Single words that have two contradictory meanings are known as contronyms. The number of contronyms in English is small, but they are significant. Contronym list dust: 1 to remove dust. 2 to cover with dust. hysterical: 1 frightened and out of control. 2 funny. nervy: 1 showing nerve or courage. 2 excitable and volatile. moot: […]

Read more »
summertime

Summertime, and the words are too easy

Memorial Day has come and gone, bringing with it the unofficial beginning of the summer in the northern hemisphere. These days, summer evokes such plebeian terms as barbecue, vacation (or, even worse, staycation), or timeshare.
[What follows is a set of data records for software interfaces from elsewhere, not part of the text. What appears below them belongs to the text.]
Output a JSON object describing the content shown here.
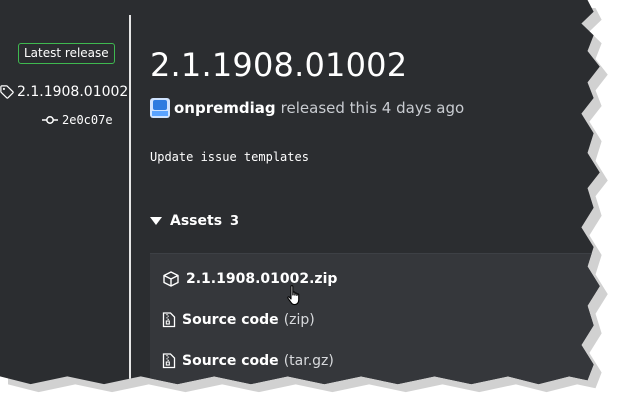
{
  "sidebar": {
    "badge": "Latest release",
    "tag": "2.1.1908.01002",
    "commit": "2e0c07e"
  },
  "release": {
    "title": "2.1.1908.01002",
    "author": "onpremdiag",
    "released_text": "released this 4 days ago",
    "notes": "Update issue templates"
  },
  "assets": {
    "label": "Assets",
    "count": "3",
    "items": [
      {
        "name": "2.1.1908.01002.zip",
        "suffix": "",
        "icon": "package-icon"
      },
      {
        "name": "Source code",
        "suffix": "(zip)",
        "icon": "file-zip-icon"
      },
      {
        "name": "Source code",
        "suffix": "(tar.gz)",
        "icon": "file-zip-icon"
      }
    ]
  },
  "colors": {
    "background": "#2b2d30",
    "badge_border": "#3fb950",
    "assets_panel": "#35373b"
  }
}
Yet if we scratch even the surface of English vocabulary, we quickly find that there is a wealth of more […]

Read more »
boomerang

Boomerang vocabulary: words that return to their origins
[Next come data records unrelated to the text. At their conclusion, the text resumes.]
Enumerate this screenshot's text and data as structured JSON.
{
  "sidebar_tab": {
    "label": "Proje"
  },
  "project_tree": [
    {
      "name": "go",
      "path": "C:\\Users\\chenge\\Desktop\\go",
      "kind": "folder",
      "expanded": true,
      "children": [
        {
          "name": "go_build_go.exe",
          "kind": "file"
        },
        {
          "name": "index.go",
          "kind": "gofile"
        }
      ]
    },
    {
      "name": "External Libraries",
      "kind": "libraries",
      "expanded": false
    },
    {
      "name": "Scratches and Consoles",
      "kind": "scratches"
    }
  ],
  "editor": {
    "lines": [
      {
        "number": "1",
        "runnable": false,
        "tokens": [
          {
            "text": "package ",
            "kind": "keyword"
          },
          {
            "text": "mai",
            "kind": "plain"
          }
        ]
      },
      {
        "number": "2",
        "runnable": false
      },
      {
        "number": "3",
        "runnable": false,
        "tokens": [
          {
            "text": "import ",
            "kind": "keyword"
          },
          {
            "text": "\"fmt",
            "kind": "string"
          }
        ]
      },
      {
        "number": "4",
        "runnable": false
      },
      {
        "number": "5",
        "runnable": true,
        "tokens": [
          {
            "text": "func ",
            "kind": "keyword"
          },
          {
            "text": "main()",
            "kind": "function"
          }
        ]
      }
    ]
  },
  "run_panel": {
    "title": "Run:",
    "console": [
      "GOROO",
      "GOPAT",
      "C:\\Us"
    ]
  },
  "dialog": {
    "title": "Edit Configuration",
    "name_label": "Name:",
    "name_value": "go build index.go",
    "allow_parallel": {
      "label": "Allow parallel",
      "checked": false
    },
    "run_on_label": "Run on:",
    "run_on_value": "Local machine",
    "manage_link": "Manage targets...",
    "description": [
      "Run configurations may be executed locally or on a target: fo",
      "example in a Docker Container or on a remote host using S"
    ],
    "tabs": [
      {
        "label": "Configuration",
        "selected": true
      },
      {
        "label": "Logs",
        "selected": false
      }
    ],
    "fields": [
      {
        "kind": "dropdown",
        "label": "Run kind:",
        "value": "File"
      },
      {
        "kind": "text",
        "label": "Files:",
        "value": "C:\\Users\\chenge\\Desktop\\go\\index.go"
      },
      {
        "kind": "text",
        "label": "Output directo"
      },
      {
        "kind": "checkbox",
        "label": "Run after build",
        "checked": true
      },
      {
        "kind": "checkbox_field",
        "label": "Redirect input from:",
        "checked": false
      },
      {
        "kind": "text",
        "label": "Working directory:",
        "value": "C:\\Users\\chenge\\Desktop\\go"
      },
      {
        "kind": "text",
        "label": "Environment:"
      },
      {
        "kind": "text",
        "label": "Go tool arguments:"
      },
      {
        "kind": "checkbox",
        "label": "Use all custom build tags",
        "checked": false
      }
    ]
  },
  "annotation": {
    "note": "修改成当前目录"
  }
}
“Neither a borrower nor a lender be” may have been good advice for Laertes in Shakespeare’s Hamlet, but it isn’t practical for a language. English is both an avid borrower (ballet, schmooze, wok) and a generous lender: consider German das Baby, French le week-end, and Japanese aisu kuriimu (‘ice cream’—try saying it out loud). Occasionally, […]

Read more »
The changing meaning of ‘socialist’

The changing meaning of ‘socialist’

You might hear socialist used a lot in political discussions, both positively and negatively. It’s a word that on occasion apparently confuses a large number of Americans, as many use it in a manner that is perhaps inconsistent with its intended meaning. Hence, a short primer on the word socialist. Socialist is first recorded in the […]

Read more »
nicknames

Why do we love to give people and places nicknames?

What’s in a nickname? Corruption, initially. Which is not to say that there is anything inherently dishonest about nicknames; the history of the word stems from an error. Originally “an eke-name”, meaning an additional name, “a neke name” formed out of an incorrect word division that blended the noun with its indefinite article. By the […]

Read more »
The term swashbuckler is another word for pirate.

What is the origin of ‘swashbuckler’?

The traditional swashbuckler definition, as it appears by the Oxford English Dictionary (OED), is as ‘a swaggering bravo or ruffian; a noisy braggadocio’, was, indeed, someone who ‘swashed his buckle’. To ‘swash’, in the sixteenth century, was to dash or strike something violently, while a ‘buckler’ was a small round shield, carried by a handle at the back. So […]

Read more »
cocktail

The language of cocktails

People and places Biographical details of Colonel Joseph Kyle Rickey are sparse and difficult to track down, but those we have offer a fascinating sketch of an eclectically talented American. Born in 1842 and variously employed as a soldier, politician, and entrepreneur, Rickey’s name stands out in an age of pioneers and frontiers for one […]

Read more »

Tweets